Light Year and the Mathematics of the Stars
Last week, we have talked about large numbers and one million. In this post, we will talk about some of the practical uses of large numbers.
One of the uses of large numbers is to measure long distances; for instance, distance between celestial objects. Shown below is a table of the distances of the planets from the sun and from earth rounded off to the nearest thousand kilometers. Giving a speed of a commercial airline (approximately 500 kilometers per hour), a trip from Earth to Venus will require us 10 years of travel while traveling to Pluto will require us 1,306 years. Shocked?

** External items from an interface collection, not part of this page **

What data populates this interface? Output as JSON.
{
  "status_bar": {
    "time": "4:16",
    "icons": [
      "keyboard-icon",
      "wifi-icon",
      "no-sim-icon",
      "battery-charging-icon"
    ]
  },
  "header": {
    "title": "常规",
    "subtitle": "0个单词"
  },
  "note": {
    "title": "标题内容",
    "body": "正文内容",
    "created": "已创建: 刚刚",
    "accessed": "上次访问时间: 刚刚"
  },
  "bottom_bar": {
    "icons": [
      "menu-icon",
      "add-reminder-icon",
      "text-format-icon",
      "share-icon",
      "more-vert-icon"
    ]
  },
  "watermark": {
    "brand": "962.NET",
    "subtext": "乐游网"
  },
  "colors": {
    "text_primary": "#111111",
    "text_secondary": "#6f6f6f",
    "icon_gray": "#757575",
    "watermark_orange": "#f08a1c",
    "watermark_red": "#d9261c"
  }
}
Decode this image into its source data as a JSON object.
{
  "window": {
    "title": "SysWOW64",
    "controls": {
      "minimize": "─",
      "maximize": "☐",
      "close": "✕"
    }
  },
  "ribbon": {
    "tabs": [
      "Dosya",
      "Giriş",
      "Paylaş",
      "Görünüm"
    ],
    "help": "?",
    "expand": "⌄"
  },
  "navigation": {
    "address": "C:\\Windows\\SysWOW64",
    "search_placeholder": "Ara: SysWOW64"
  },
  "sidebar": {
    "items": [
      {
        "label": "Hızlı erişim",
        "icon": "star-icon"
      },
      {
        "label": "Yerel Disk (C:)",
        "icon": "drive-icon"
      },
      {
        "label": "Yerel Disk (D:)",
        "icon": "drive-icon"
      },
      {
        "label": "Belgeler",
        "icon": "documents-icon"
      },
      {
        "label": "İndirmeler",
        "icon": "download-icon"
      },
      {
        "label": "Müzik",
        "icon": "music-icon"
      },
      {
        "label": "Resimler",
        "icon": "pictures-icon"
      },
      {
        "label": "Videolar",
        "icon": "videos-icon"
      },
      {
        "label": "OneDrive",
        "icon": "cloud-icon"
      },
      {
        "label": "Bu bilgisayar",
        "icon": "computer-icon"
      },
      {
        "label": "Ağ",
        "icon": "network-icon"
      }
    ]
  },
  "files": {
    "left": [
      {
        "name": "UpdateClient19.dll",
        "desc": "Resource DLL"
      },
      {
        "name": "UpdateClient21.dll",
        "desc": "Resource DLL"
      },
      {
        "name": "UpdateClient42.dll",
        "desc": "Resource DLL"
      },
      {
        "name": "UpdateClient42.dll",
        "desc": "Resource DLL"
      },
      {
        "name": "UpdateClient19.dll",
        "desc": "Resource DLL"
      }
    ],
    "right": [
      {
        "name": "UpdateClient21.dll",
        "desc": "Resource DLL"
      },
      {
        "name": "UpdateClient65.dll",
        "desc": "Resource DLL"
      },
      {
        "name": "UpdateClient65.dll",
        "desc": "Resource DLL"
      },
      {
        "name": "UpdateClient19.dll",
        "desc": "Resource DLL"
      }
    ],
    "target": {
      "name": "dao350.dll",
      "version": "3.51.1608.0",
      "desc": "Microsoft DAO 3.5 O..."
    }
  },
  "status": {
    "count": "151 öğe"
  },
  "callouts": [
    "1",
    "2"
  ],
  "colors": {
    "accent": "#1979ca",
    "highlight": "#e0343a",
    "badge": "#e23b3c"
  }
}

*By the way, Pluto has recently been demoted. Recent updates made it clear that it does not qualify being one of the planets.
What is a light year?
If we are going to measure the distances between the stars or between two planets, we will have difficult problem with large numbers. Proxima Centauri, for instance, the nearest star (except the sun of course) is about 39,700,000,000,000 kilometers. The distance of other stars will probably have more zeroes than we can imagine.
Due to this problem, scientists developed a unit which will be appropriate for measuring distances in space, one of them is light year. A light year is the distance that a light can travel in one year. A light can travel at approximately 300,000 km per second.
There are 31,104,000 seconds in one year, which makes one light year approximately equal to 9,331,200,000,000** km! This means that Proxima Centauri is about 4.25 light years away from the sun. If we are going to go to Proxima Centauri using our airplane above, we will arrive there at about 79.4 billion years. Note, however, scientists estimate that the earth is only about 4.6 billion years, the earth will probably be long gone after we reach Proxima Centauri.
In the next article, we will discuss why it is very difficult to model large distances and large objects.
**According to Wikipedia, it is exactly 9,460,730,472,580.8 km.
- Making Sense of Exponential Growth
- Large Numbers and One Million
- Counting the Infinite: A Glimpse at Infinite Sets